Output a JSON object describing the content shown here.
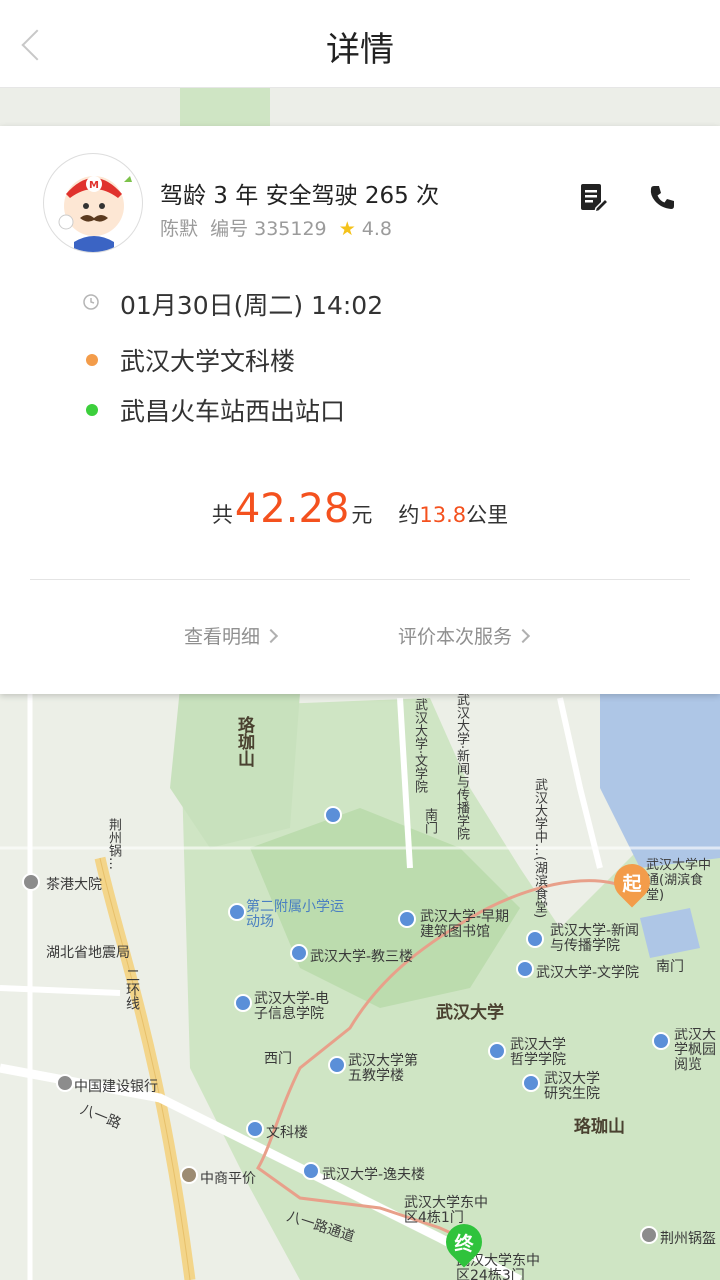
{
  "header": {
    "title": "详情"
  },
  "driver": {
    "stats": "驾龄 3 年  安全驾驶 265 次",
    "name": "陈默",
    "id_text": "编号 335129",
    "rating": "4.8"
  },
  "trip": {
    "time": "01月30日(周二) 14:02",
    "origin": "武汉大学文科楼",
    "destination": "武昌火车站西出站口",
    "origin_color": "#f39c4a",
    "destination_color": "#3ccf3c"
  },
  "fare": {
    "prefix": "共",
    "amount": "42.28",
    "unit": "元",
    "distance_prefix": "约",
    "distance": "13.8",
    "distance_unit": "公里"
  },
  "actions": {
    "view_details": "查看明细",
    "rate_service": "评价本次服务"
  },
  "map": {
    "start_label": "起",
    "end_label": "终",
    "labels_top": [
      "珞珈山",
      "武汉大学·文学院",
      "武汉大学·新闻与传播学院",
      "武汉大学中…(湖滨食堂)",
      "南门",
      "荆州锅…"
    ],
    "labels": [
      "茶港大院",
      "湖北省地震局",
      "二环线",
      "中国建设银行",
      "八一路",
      "第二附属小学运动场",
      "武汉大学-早期建筑图书馆",
      "武汉大学-新闻与传播学院",
      "武汉大学-教三楼",
      "武汉大学-文学院",
      "南门",
      "武汉大学-电子信息学院",
      "武汉大学",
      "西门",
      "武汉大学第五教学楼",
      "武汉大学哲学学院",
      "武汉大学研究生院",
      "珞珈山",
      "武汉大学枫园阅览",
      "文科楼",
      "中商平价",
      "武汉大学-逸夫楼",
      "武汉大学东中区4栋1门",
      "八一路通道",
      "武汉大学东中区24栋3门",
      "荆州锅盔",
      "武汉大学中通(湖滨食堂)"
    ]
  },
  "colors": {
    "accent": "#f4511e",
    "route": "#e8a08a"
  }
}
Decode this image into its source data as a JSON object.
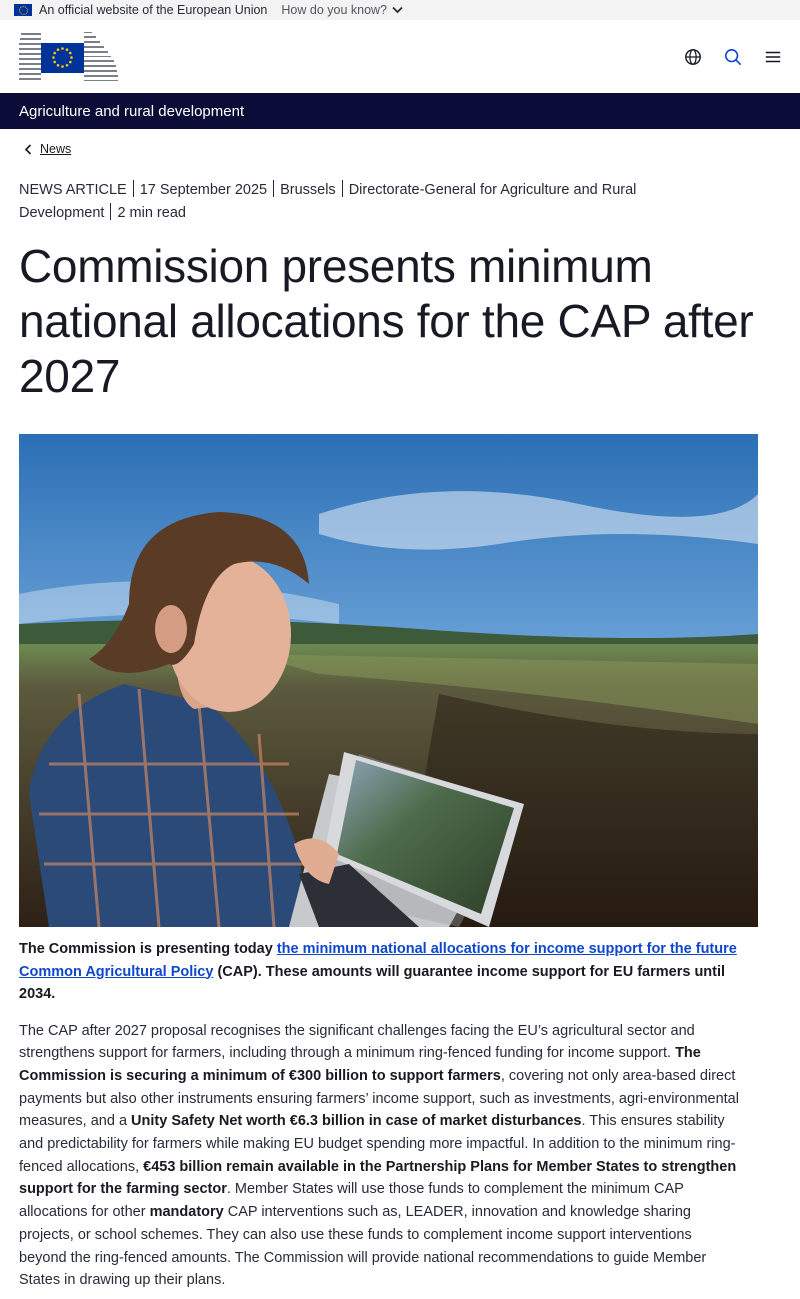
{
  "topbar": {
    "official_text": "An official website of the European Union",
    "how_text": "How do you know?"
  },
  "header": {
    "icons": [
      "globe-icon",
      "search-icon",
      "menu-icon"
    ],
    "accent_color": "#0e47cb"
  },
  "site_bar": {
    "title": "Agriculture and rural development",
    "bg_color": "#0b0d38"
  },
  "breadcrumb": {
    "back_label": "News"
  },
  "meta": {
    "type": "NEWS ARTICLE",
    "date": "17 September 2025",
    "place": "Brussels",
    "department": "Directorate-General for Agriculture and Rural Development",
    "read_time": "2 min read"
  },
  "article": {
    "title": "Commission presents minimum national allocations for the CAP after 2027",
    "lead": {
      "p1": "The Commission is presenting today ",
      "link": "the minimum national allocations for income support for the future Common Agricultural Policy",
      "p2": " (CAP). These amounts will guarantee income support for EU farmers until 2034."
    },
    "body": {
      "s1": "The CAP after 2027 proposal recognises the significant challenges facing the EU’s agricultural sector and strengthens support for farmers, including through a minimum ring-fenced funding for income support. ",
      "b1": "The Commission is securing a minimum of €300 billion to support farmers",
      "s2": ", covering not only area-based direct payments but also other instruments ensuring farmers’ income support, such as investments, agri-environmental measures, and a ",
      "b2": "Unity Safety Net worth €6.3 billion in case of market disturbances",
      "s3": ". This ensures stability and predictability for farmers while making EU budget spending more impactful. In addition to the minimum ring-fenced allocations, ",
      "b3": "€453 billion remain available in the Partnership Plans for Member States to strengthen support for the farming sector",
      "s4": ". Member States will use those funds to complement the minimum CAP allocations for other ",
      "b4": "mandatory",
      "s5": " CAP interventions such as, LEADER, innovation and knowledge sharing projects, or school schemes. They can also use these funds to complement income support interventions beyond the ring-fenced amounts. The Commission will provide national recommendations to guide Member States in drawing up their plans."
    }
  }
}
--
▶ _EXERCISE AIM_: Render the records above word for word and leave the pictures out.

▶ _RESULT_:
Output a JSON object describing the content shown here.
{
  "header": {
    "title": "详情"
  },
  "driver": {
    "stats": "驾龄 3 年  安全驾驶 265 次",
    "name": "陈默",
    "id_text": "编号 335129",
    "rating": "4.8"
  },
  "trip": {
    "time": "01月30日(周二) 14:02",
    "origin": "武汉大学文科楼",
    "destination": "武昌火车站西出站口",
    "origin_color": "#f39c4a",
    "destination_color": "#3ccf3c"
  },
  "fare": {
    "prefix": "共",
    "amount": "42.28",
    "unit": "元",
    "distance_prefix": "约",
    "distance": "13.8",
    "distance_unit": "公里"
  },
  "actions": {
    "view_details": "查看明细",
    "rate_service": "评价本次服务"
  },
  "map": {
    "start_label": "起",
    "end_label": "终",
    "labels_top": [
      "珞珈山",
      "武汉大学·文学院",
      "武汉大学·新闻与传播学院",
      "武汉大学中…(湖滨食堂)",
      "南门",
      "荆州锅…"
    ],
    "labels": [
      "茶港大院",
      "湖北省地震局",
      "二环线",
      "中国建设银行",
      "八一路",
      "第二附属小学运动场",
      "武汉大学-早期建筑图书馆",
      "武汉大学-新闻与传播学院",
      "武汉大学-教三楼",
      "武汉大学-文学院",
      "南门",
      "武汉大学-电子信息学院",
      "武汉大学",
      "西门",
      "武汉大学第五教学楼",
      "武汉大学哲学学院",
      "武汉大学研究生院",
      "珞珈山",
      "武汉大学枫园阅览",
      "文科楼",
      "中商平价",
      "武汉大学-逸夫楼",
      "武汉大学东中区4栋1门",
      "八一路通道",
      "武汉大学东中区24栋3门",
      "荆州锅盔",
      "武汉大学中通(湖滨食堂)"
    ]
  },
  "colors": {
    "accent": "#f4511e",
    "route": "#e8a08a"
  }
}
Decode this image into its source data as a JSON object.
{
  "topbar": {
    "official_text": "An official website of the European Union",
    "how_text": "How do you know?"
  },
  "header": {
    "icons": [
      "globe-icon",
      "search-icon",
      "menu-icon"
    ],
    "accent_color": "#0e47cb"
  },
  "site_bar": {
    "title": "Agriculture and rural development",
    "bg_color": "#0b0d38"
  },
  "breadcrumb": {
    "back_label": "News"
  },
  "meta": {
    "type": "NEWS ARTICLE",
    "date": "17 September 2025",
    "place": "Brussels",
    "department": "Directorate-General for Agriculture and Rural Development",
    "read_time": "2 min read"
  },
  "article": {
    "title": "Commission presents minimum national allocations for the CAP after 2027",
    "lead": {
      "p1": "The Commission is presenting today ",
      "link": "the minimum national allocations for income support for the future Common Agricultural Policy",
      "p2": " (CAP). These amounts will guarantee income support for EU farmers until 2034."
    },
    "body": {
      "s1": "The CAP after 2027 proposal recognises the significant challenges facing the EU’s agricultural sector and strengthens support for farmers, including through a minimum ring-fenced funding for income support. ",
      "b1": "The Commission is securing a minimum of €300 billion to support farmers",
      "s2": ", covering not only area-based direct payments but also other instruments ensuring farmers’ income support, such as investments, agri-environmental measures, and a ",
      "b2": "Unity Safety Net worth €6.3 billion in case of market disturbances",
      "s3": ". This ensures stability and predictability for farmers while making EU budget spending more impactful. In addition to the minimum ring-fenced allocations, ",
      "b3": "€453 billion remain available in the Partnership Plans for Member States to strengthen support for the farming sector",
      "s4": ". Member States will use those funds to complement the minimum CAP allocations for other ",
      "b4": "mandatory",
      "s5": " CAP interventions such as, LEADER, innovation and knowledge sharing projects, or school schemes. They can also use these funds to complement income support interventions beyond the ring-fenced amounts. The Commission will provide national recommendations to guide Member States in drawing up their plans."
    }
  }
}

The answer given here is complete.